* _Activity_: Count how many lines of the data include the string "icon", then say that number and stop.

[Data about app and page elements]
________________________

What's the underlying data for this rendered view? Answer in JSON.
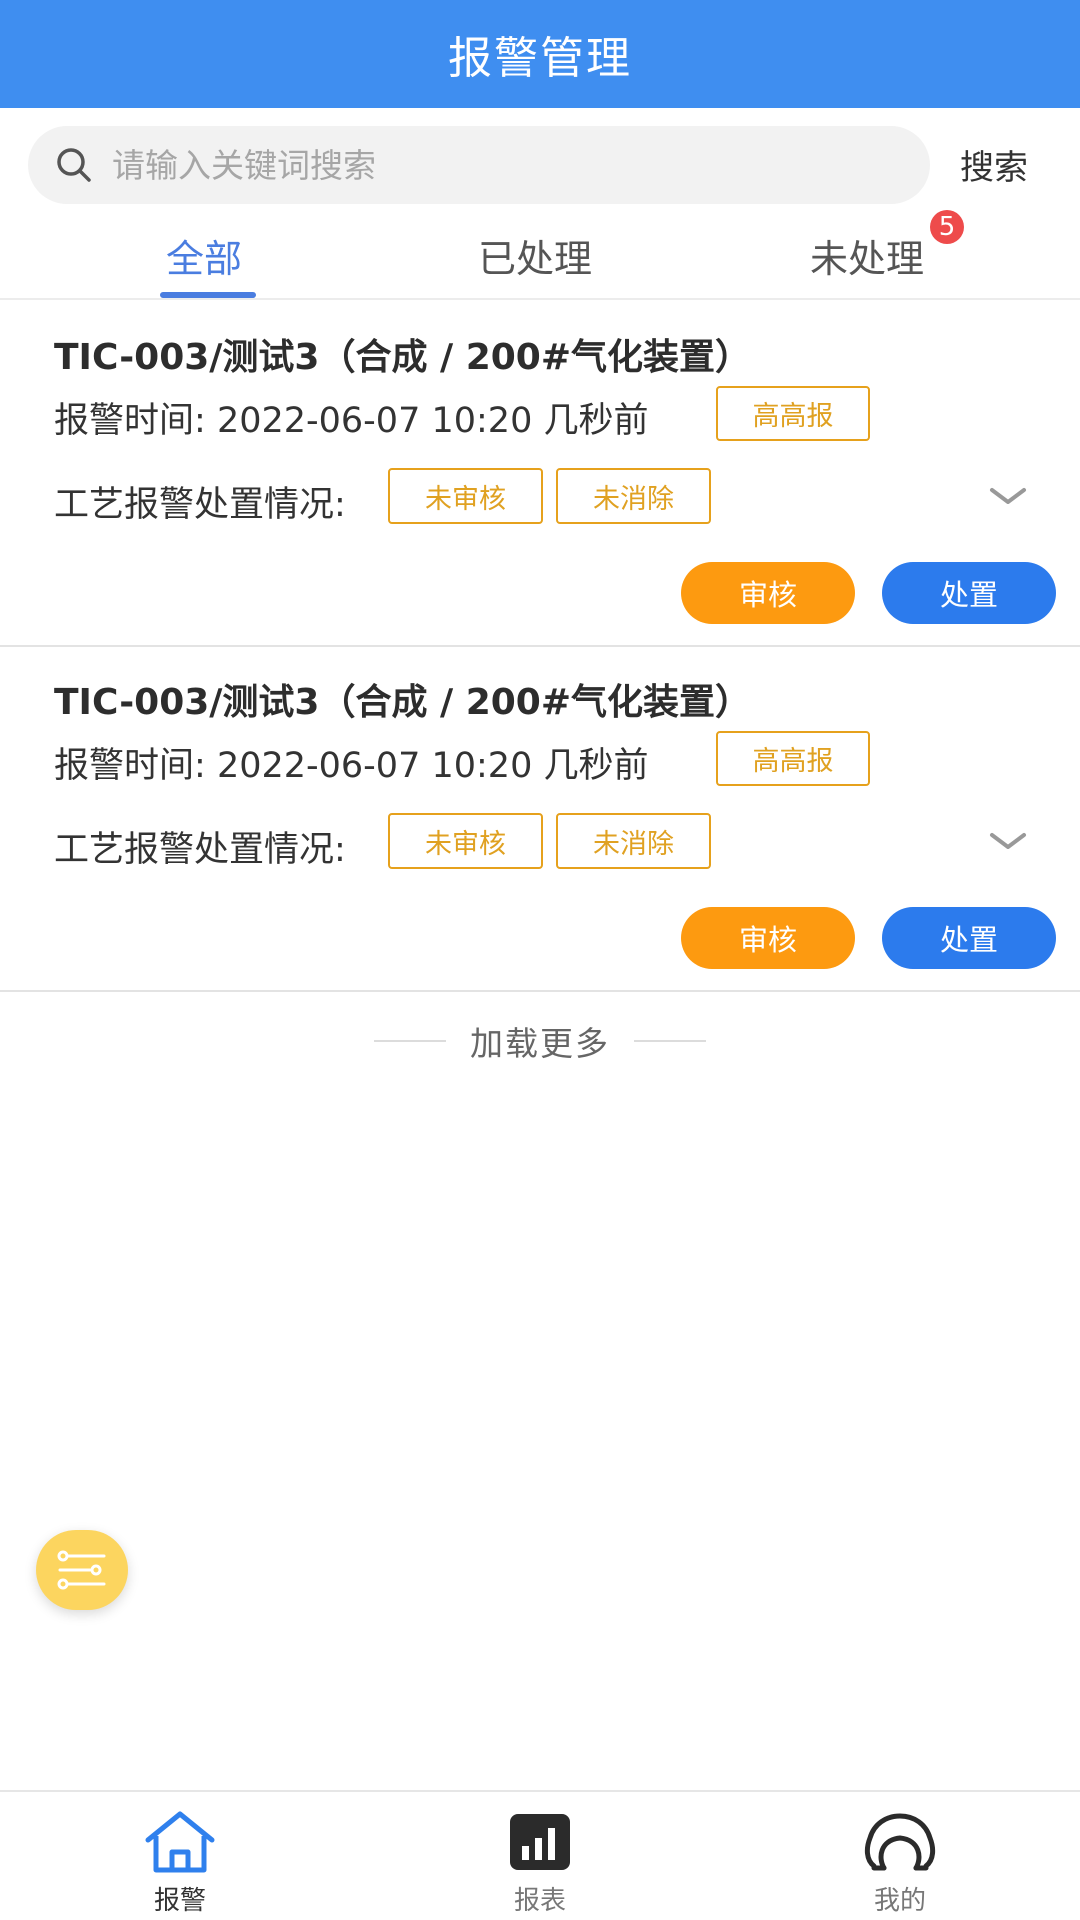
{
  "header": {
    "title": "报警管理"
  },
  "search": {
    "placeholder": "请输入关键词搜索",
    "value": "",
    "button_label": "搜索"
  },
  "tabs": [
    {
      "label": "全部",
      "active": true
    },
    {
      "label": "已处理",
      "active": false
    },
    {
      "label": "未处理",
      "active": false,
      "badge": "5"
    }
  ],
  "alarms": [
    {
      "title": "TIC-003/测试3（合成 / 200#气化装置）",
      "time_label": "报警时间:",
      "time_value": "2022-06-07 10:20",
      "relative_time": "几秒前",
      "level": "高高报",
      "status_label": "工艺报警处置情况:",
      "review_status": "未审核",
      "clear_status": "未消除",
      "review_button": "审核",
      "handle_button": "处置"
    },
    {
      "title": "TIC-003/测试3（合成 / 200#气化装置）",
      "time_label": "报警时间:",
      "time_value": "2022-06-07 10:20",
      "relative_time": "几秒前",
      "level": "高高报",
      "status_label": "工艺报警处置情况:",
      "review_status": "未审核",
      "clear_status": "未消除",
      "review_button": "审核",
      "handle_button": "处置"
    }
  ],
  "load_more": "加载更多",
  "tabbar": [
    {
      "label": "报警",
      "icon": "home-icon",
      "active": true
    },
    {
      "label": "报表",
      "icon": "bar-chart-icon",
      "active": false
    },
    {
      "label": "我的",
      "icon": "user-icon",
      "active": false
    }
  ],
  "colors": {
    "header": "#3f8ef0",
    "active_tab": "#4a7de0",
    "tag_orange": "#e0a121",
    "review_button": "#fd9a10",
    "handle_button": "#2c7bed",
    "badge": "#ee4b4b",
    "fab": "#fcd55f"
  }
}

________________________

* _Worked solution_: 3